◆ Task instructions ◆
Should a line in the entries below contain "LisraeManoban", return that line.
***** Data section
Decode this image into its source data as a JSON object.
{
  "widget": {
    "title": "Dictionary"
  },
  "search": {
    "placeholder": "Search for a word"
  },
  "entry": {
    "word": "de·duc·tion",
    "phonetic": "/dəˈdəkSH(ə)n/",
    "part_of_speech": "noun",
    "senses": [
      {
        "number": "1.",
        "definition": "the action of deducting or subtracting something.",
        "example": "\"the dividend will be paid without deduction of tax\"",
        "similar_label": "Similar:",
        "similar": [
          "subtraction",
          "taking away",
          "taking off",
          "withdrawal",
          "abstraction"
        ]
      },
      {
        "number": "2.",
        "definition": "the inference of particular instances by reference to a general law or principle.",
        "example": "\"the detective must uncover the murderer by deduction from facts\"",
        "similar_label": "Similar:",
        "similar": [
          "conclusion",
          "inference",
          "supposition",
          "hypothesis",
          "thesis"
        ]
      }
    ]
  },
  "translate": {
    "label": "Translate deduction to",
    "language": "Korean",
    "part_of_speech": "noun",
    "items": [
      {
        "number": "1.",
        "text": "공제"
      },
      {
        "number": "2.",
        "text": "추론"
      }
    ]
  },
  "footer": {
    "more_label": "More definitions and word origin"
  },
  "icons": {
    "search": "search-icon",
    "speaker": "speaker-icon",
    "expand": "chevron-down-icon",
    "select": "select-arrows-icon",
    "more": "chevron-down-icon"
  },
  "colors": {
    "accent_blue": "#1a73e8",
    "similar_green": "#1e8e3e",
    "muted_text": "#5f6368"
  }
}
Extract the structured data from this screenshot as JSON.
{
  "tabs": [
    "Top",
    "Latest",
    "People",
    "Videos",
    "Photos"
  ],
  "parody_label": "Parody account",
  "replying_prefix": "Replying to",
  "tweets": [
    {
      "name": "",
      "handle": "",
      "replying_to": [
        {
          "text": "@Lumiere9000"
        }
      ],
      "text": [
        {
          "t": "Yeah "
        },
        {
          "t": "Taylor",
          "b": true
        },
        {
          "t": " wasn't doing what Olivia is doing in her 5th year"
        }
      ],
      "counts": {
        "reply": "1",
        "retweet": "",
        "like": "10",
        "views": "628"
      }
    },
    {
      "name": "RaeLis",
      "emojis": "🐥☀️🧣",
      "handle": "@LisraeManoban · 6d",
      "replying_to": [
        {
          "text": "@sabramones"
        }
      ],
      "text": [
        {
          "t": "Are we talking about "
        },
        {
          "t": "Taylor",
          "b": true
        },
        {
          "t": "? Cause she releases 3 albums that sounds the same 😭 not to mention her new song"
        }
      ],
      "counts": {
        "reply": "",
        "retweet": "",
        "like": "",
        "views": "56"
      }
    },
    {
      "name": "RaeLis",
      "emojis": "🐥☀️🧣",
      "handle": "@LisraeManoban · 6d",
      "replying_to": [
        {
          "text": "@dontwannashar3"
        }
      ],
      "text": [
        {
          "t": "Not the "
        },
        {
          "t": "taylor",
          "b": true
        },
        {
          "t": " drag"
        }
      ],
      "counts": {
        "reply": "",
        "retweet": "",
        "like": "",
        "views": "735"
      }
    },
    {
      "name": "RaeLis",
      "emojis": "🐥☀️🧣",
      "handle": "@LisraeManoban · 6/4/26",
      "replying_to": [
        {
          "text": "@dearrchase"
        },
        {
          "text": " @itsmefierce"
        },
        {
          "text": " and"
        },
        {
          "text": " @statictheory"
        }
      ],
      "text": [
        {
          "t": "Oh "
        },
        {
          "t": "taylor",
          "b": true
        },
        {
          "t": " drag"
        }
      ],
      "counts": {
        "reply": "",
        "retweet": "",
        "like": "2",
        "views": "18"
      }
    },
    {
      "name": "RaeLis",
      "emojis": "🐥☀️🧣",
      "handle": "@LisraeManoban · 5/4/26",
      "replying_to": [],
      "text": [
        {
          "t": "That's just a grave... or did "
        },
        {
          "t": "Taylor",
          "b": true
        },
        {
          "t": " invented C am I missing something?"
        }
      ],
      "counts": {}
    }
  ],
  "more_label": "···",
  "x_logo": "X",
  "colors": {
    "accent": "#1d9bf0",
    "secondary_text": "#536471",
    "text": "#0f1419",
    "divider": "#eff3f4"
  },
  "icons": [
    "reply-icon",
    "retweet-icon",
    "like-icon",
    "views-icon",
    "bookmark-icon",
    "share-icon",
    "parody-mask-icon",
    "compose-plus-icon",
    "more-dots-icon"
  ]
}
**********
◆ Exercise solution ◆
      "handle": "@LisraeManoban · 6d",
      "handle": "@LisraeManoban · 6d",
      "handle": "@LisraeManoban · 6/4/26",
      "handle": "@LisraeManoban · 5/4/26",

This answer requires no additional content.